For example, let’s say you just photographed a wedding. Instead of simply uploading all of the photos to your site, incorporate them into a detailed blog post about the day. This will give you the chance to use your keywords naturally, and will also add an interesting, personal dimension to your site.
The most important thing to keep in mind is that your images and text are closely related. If your site is made up of interior design photos, but you write a bunch of copy about, say, your water skiing hobby, you’re only going to confuse search engines — and waste your time.
7. Don’t hide your text with images
Hiding any text is considered a black-hat SEO tactic, and it will come with penalties. You may want to use an image in place of the first page heading, also known as your H1, but don’t do this by covering up your header text. The thinking is innocent, but it should be avoided.
If you really want to use an image instead of text as your header, be sure to label the image appropriately to reap the SEO benefits of optimized images.
8. Consider different image formats
You might think file types are interchangeable when it comes to images.
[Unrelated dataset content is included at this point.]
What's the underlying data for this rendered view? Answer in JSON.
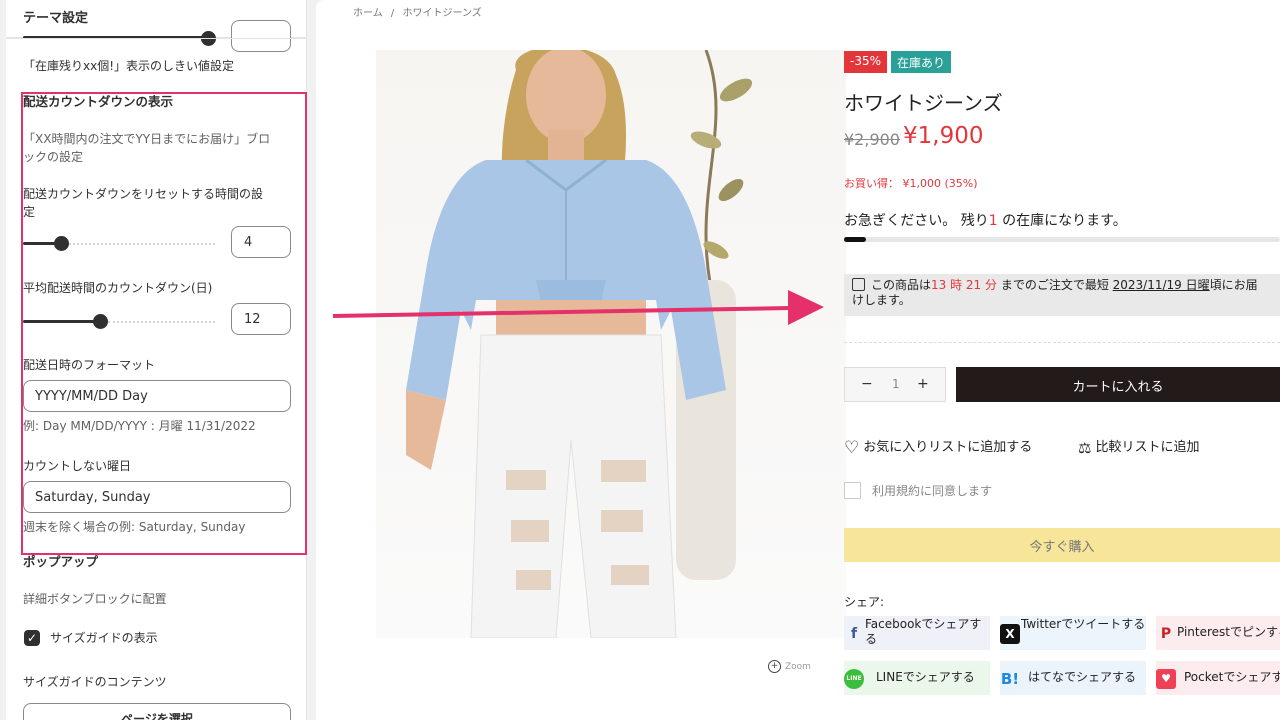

Who cares if a picture is a JPEG, PNG, or GIF? Actually, visitors will. If you have a ton of images, some of them will need to be compressed to ensure site speed. That sometimes means switching to a smaller file type.
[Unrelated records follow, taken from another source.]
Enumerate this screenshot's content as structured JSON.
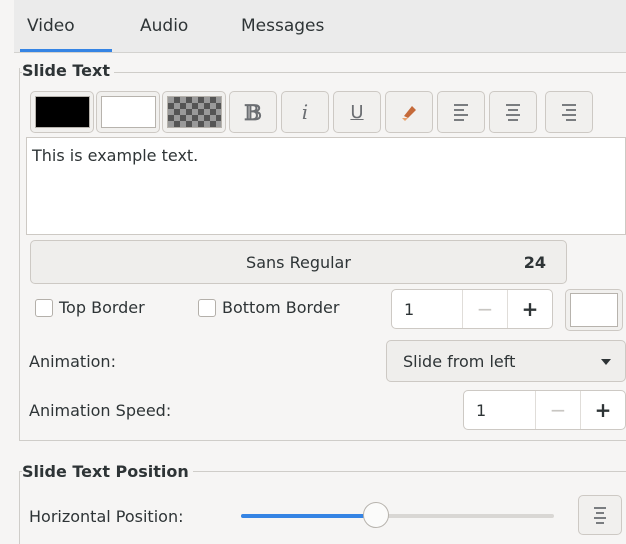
{
  "tabs": [
    {
      "label": "Video",
      "active": true
    },
    {
      "label": "Audio",
      "active": false
    },
    {
      "label": "Messages",
      "active": false
    }
  ],
  "accent_color": "#3584e4",
  "slide_text": {
    "section_label": "Slide Text",
    "toolbar": [
      {
        "icon": "text-color-swatch",
        "color": "#000000"
      },
      {
        "icon": "background-color-swatch",
        "color": "#ffffff"
      },
      {
        "icon": "transparent-checker-swatch"
      },
      {
        "icon": "bold-icon",
        "glyph": "B"
      },
      {
        "icon": "italic-icon",
        "glyph": "i"
      },
      {
        "icon": "underline-icon",
        "glyph": "U"
      },
      {
        "icon": "clear-formatting-icon"
      },
      {
        "icon": "align-left-icon"
      },
      {
        "icon": "align-center-icon"
      },
      {
        "icon": "align-right-icon"
      }
    ],
    "text": "This is example text.",
    "font": {
      "name": "Sans Regular",
      "size": "24"
    },
    "top_border_label": "Top Border",
    "bottom_border_label": "Bottom Border",
    "border_width": "1",
    "border_color": "#ffffff",
    "animation_label": "Animation:",
    "animation_value": "Slide from left",
    "animation_speed_label": "Animation Speed:",
    "animation_speed_value": "1"
  },
  "position": {
    "section_label": "Slide Text Position",
    "horizontal_label": "Horizontal Position:",
    "horizontal_value": 0.43
  }
}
In most cases, JPEG files take up the least space without compromising quality. If you can’t convert images to JPEG, PNG is another relatively small alternative for image SEO.
9. Compress images
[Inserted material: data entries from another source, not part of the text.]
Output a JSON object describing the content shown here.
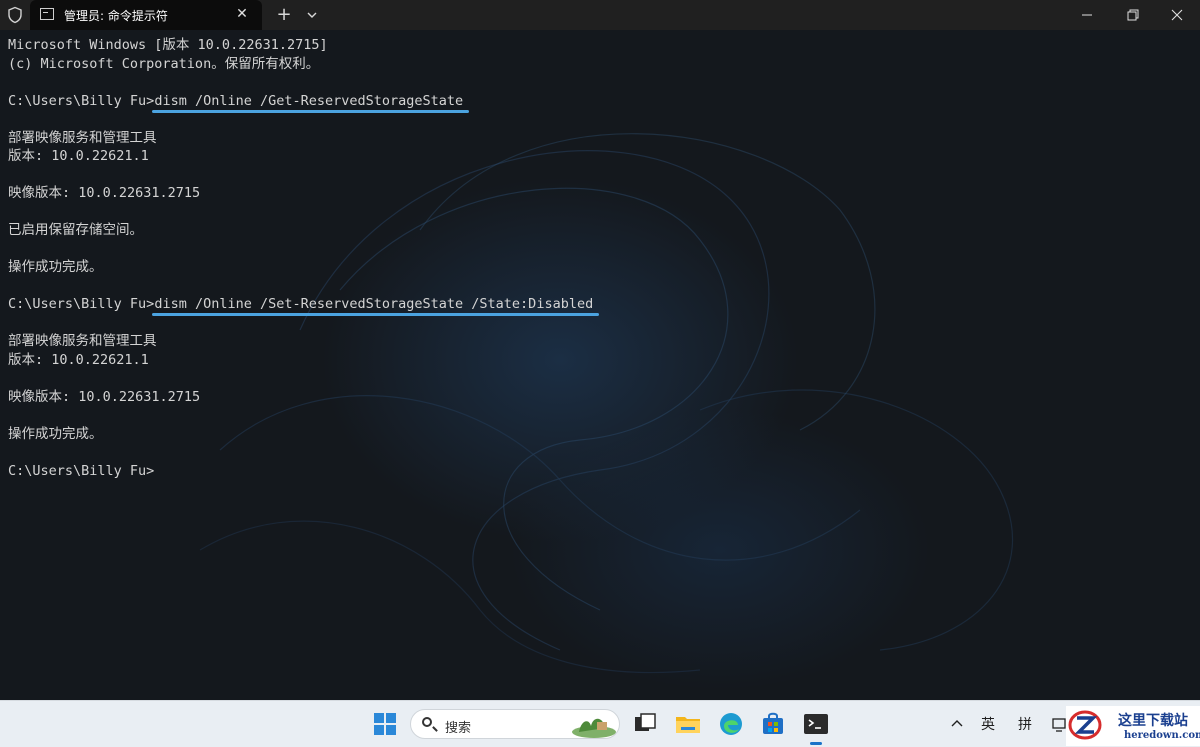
{
  "window": {
    "tab_title": "管理员: 命令提示符",
    "new_tab_glyph": "+",
    "close_glyph": "✕"
  },
  "terminal": {
    "lines": [
      "Microsoft Windows [版本 10.0.22631.2715]",
      "(c) Microsoft Corporation。保留所有权利。",
      "",
      {
        "prompt": "C:\\Users\\Billy Fu>",
        "command": "dism /Online /Get-ReservedStorageState"
      },
      "",
      "部署映像服务和管理工具",
      "版本: 10.0.22621.1",
      "",
      "映像版本: 10.0.22631.2715",
      "",
      "已启用保留存储空间。",
      "",
      "操作成功完成。",
      "",
      {
        "prompt": "C:\\Users\\Billy Fu>",
        "command": "dism /Online /Set-ReservedStorageState /State:Disabled"
      },
      "",
      "部署映像服务和管理工具",
      "版本: 10.0.22621.1",
      "",
      "映像版本: 10.0.22631.2715",
      "",
      "操作成功完成。",
      "",
      "C:\\Users\\Billy Fu>"
    ]
  },
  "taskbar": {
    "search_label": "搜索",
    "tray_lang": "英",
    "tray_ime": "拼",
    "icons": [
      "windows-start-icon",
      "task-view-icon",
      "file-explorer-icon",
      "edge-icon",
      "store-icon",
      "terminal-icon"
    ]
  },
  "watermark": {
    "name": "这里下载站",
    "url": "heredown.com"
  },
  "colors": {
    "accent_underline": "#4ba3e0",
    "terminal_text": "#d4d4d4",
    "titlebar": "#202020",
    "taskbar": "#e9eef3"
  }
}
Search engine rankings are based on many factors, including page load time. The larger the image files on a page are, the longer it will take to load. If your pages take a long time, your rankings may suffer from that alone. And if they take so long that users get frustrated and leave before they even see your content, your rankings could suffer even more.
Images add aesthetic appeal to your website, but use decorative images wisely. Too many of them, or decorative elements that are too large, can slow your load time. This can lead to fewer conversions or come with a hit to your page ranking.
Keep file sizes smaller to ensure shorter load times on each page. There’s no hard rule for file size, although anything larger than a few hundred kilobytes is probably going to hurt site speed.
Aim to keep images as clear as possible to maintain the quality. Don’t decrease the file size so much that the quality suffers, and don’t change the file type to something that’s going to cause a drastic difference in appearance.
JPGs are generally a safe option because they offer the highest quality at the smallest file size, but other file types work as well. Test out your options and see which type delivers the quality you want with the lowest size and load time.
10. Share your photos
As with pages full of written content, the rankings of image-heavy reach are impacted by links. The more links your site has from high authority sites, the better your chances of ranking well. Because of this, it’s in your best interest to have as many people see (and if possible link to) your content as possible.
This is where having lots of original visual content works in your favor. Images are much more attractive to viewers than long chunks of text, meaning that they are very shareable. Share your images on social media, include links in newsletters and other email correspondence, and encourage your followers and friends to do the same. You can also encourage site visitors to share your content by adding social sharing buttons on your website and blog.
Start optimizing your images for SEO
As you optimize your content for the Internet, we hope you’ll also consider SEO for images. It’s a little time consuming, but the SEO benefits are worth the effort as you extend your reach and strengthen your reputation online.
If you still aren’t sure how to do SEO for your images, or for any other aspect of your site, we’re happy to help! Contact us today to start attracting more traffic and leads, or check out our complete guide to this area of SEO.